Ad 1. What is there to be “cautious” about?? There is nothing at all in practice, nothing but talks. Unfortunately, the Germans are excessively “cautious”. Here Chicherin is wrong.
Ad No. 3... I think that is a piece of gossip. We should face Hartwig (and the other Ger--\thinspace-mans) with this flat and precise question: what is it you want of us? a treaty without Britain? Very well, then! Let’s have a draft as soon as possible and we shall sign it.
Until now, the Germans have come forward with nothing but words.
For the sake of diplomacy, Krasin had to avoid showing his cards to Stinnes, and even had to be amiable with him.
A reference to G. V. Chicherin’s letter, who, with the
economic negotiations with Germany in mind, wrote: “I would
?? recommend very great caution in respect of the proposed grand German prospects” (the underlinings and remarks hero and below are Lenin’s). Chicherin went on to describe the improvement of relations with Poland (here Lenin put “2” in the margin, but did not deal with this question in his letter). Returning to the negotiations with Germany, Chicherin continued: “What Hartwig said made it clear that Krasin in Berlin supported the Stinnes line of trustification with
|| ? Britain for work in Russia, that he held himself very close to Stinnes, and even agreed with him about his trip to Britain. Over here in talks with us Krasin kept yessing us and agreeing with the opposite line—supporting in every way the

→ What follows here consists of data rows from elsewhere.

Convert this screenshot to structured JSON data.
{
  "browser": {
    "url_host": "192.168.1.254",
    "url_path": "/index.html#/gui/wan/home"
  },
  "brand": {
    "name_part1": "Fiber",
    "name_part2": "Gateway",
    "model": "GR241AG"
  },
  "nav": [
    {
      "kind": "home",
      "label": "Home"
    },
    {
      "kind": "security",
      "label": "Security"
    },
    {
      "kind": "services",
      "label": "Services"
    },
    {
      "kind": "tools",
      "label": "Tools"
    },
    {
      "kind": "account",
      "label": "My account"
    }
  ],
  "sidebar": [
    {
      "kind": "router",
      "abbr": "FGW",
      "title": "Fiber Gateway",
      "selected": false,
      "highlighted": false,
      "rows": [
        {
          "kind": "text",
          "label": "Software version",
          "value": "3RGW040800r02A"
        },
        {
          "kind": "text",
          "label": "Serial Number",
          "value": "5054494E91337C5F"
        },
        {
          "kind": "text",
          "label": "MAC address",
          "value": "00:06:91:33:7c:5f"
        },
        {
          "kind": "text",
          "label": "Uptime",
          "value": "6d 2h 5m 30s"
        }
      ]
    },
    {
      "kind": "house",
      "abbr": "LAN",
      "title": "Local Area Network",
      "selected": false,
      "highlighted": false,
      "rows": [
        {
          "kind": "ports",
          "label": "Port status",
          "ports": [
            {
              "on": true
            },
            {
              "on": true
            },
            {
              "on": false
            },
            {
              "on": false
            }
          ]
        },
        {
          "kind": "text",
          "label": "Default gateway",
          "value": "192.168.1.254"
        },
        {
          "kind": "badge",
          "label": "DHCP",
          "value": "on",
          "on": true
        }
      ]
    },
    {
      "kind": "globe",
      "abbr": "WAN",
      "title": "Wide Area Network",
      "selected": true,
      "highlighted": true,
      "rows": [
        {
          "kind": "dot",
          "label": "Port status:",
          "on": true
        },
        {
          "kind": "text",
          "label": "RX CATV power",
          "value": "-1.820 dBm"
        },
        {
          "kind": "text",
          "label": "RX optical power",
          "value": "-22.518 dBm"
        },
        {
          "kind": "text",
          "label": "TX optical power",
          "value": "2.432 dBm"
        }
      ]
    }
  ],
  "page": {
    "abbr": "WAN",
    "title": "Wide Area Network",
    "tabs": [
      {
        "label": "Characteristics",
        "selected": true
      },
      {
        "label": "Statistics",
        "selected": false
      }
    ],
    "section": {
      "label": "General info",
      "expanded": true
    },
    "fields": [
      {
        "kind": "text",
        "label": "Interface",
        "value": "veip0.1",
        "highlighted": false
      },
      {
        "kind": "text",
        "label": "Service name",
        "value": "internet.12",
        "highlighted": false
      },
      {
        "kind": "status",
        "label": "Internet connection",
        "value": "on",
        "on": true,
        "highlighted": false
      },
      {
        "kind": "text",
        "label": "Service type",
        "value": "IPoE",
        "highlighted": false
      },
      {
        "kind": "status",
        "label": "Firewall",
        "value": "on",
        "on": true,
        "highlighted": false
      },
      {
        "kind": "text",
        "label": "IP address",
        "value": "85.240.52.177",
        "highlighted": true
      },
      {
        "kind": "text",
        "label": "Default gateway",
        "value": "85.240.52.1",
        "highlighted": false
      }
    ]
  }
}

||| ? ? tendency in Germany for separate work (without Britain) in Russia. While abroad he was doing the opposite!”